In this excerpt from “The Practical Workshop: A Woodworker’s Guide to Workbenches, Layout & Tools,” Christopher Schwarz discusses how the book can help you build your practical workshop quickly and effectively – so you can spend less time setting up your space and more time woodworking.
Over the years I’ve seen some of the most incredible (and humble) workshops all over the planet. Human nature being what it is, it’s easiest to remember the workshops that were nicer than my house. I’ve visited several shops where the woodworker had a couple thousand square feet of organized space, wood storage that was accessed by a remote crane and a library room dedicated solely to reading books and watching woodworking videos. I don’t begrudge the woodworkers who build their dream shops. Every one of them earned their shops with hard work, determination and inspiration. But I am here to tell you that the quality of the furniture that comes out of a shop is entirely independent of the physical space in which it was created.
Yes, you need a good bench because it will make your life easier. But you don’t need a French polished beauty that represents a tour de force of your woodworking skills. That fancy bench won’t work any better than the basic benches used in production shops during the last 300 years. And so in “The Practical Workshop” we present two bench designs that can be built quickly using common framing lumber. These aren’t slap-together designs you’ll outgrow. They are based on hundreds of years of careful refinement by people who ate or starved based on their productivity.

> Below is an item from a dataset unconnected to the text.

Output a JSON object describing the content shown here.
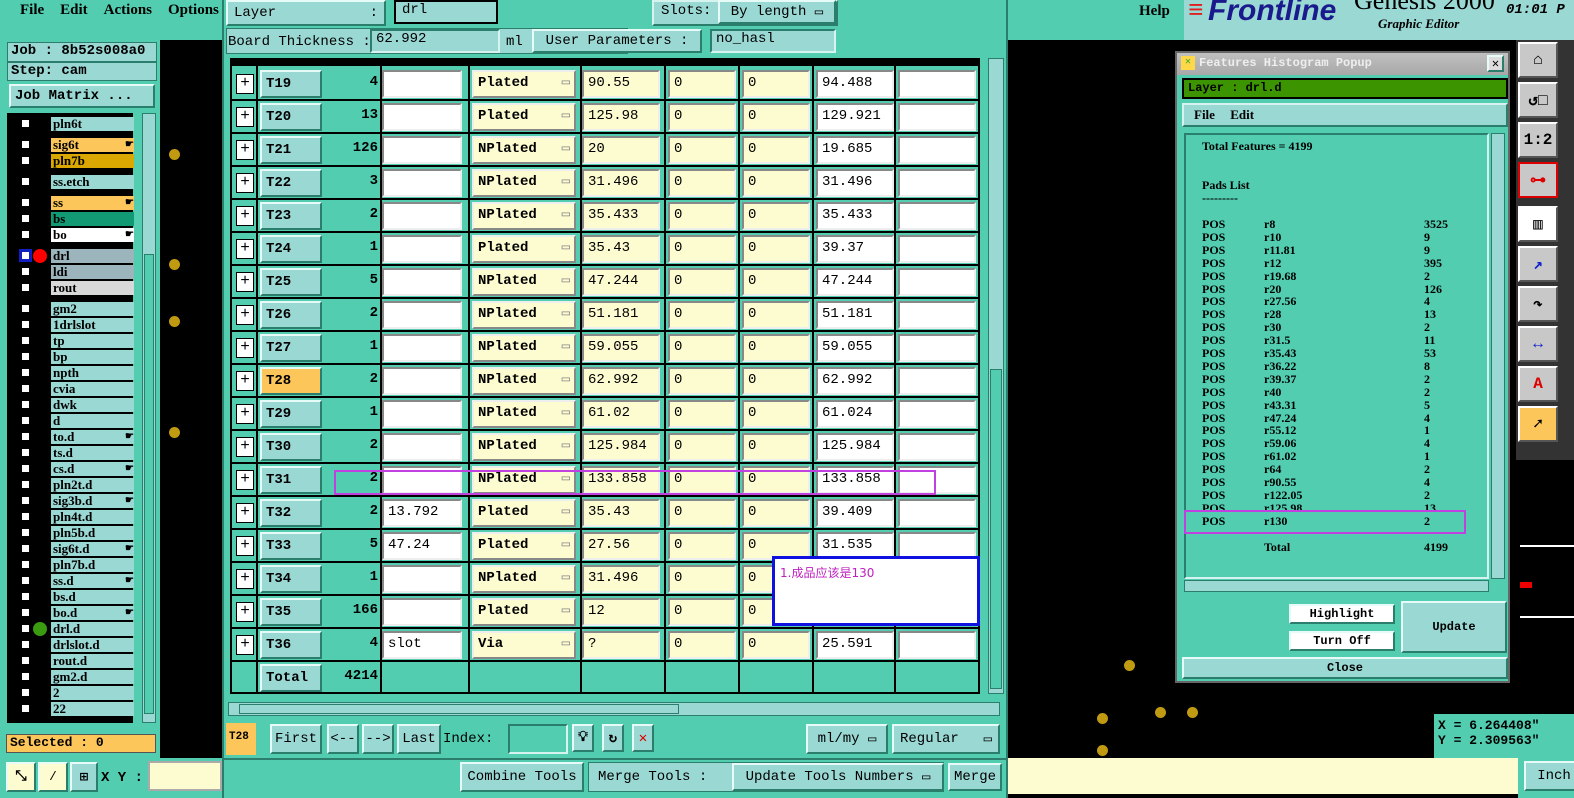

We also present the basic “appliances” that will make your work at your bench a bit easier. Again, these aren’t for jig lovers – they are simple devices that have proven themselves for hundreds of years. We apply that same practical philosophy applies to setting up machinery. Most woodworking shops have a few machines, and there are long-standing rules for how work should flow through the shop. And so placing your machines is one of the most important tasks for the woodworker. Finally, there’s storage. You need it. If you don’t get a handle on your lumber, your hand tools and even your nails and screws, then you will spend most of your shop time looking for your sandpaper, that bit of maple you stashed away or your No. 8 screws. And so a good portion of this book is focused on helping you rein in all the bits and pieces required for building furniture.
My own basement shop is based on the principles outlined in this book – heck some of the projects in this book are in use in my shop today. My shop is a pretty small space – 15′ x 20′ and I share it with the furnace and a lot of ducts and pipes. And yet I am able to turn out large pieces of work, such as a 10′ run of cabinets, with ease because my machines are arranged in a proper work triangle, my lumber is stored flat on the wall and all my tools and fasteners are within reach and well-organized. Do I wish my shop were nicer and bigger? Perhaps. It’s difficult not to become envious of the dream shops we see in magazines and books. But does my shop have to be bigger or nicer to turn out chairs, cabinets, tables and beds? Nope. My shop works. And yours can, too, with the help of the projects and ideas in this book.
“The Practical Workshop: A Woodworker’s Guide to Workbenches, Layout and Tools” by Christopher Schwarz and the Editors of Popular Woodworking Magazine is available now at shopwoodworking.com.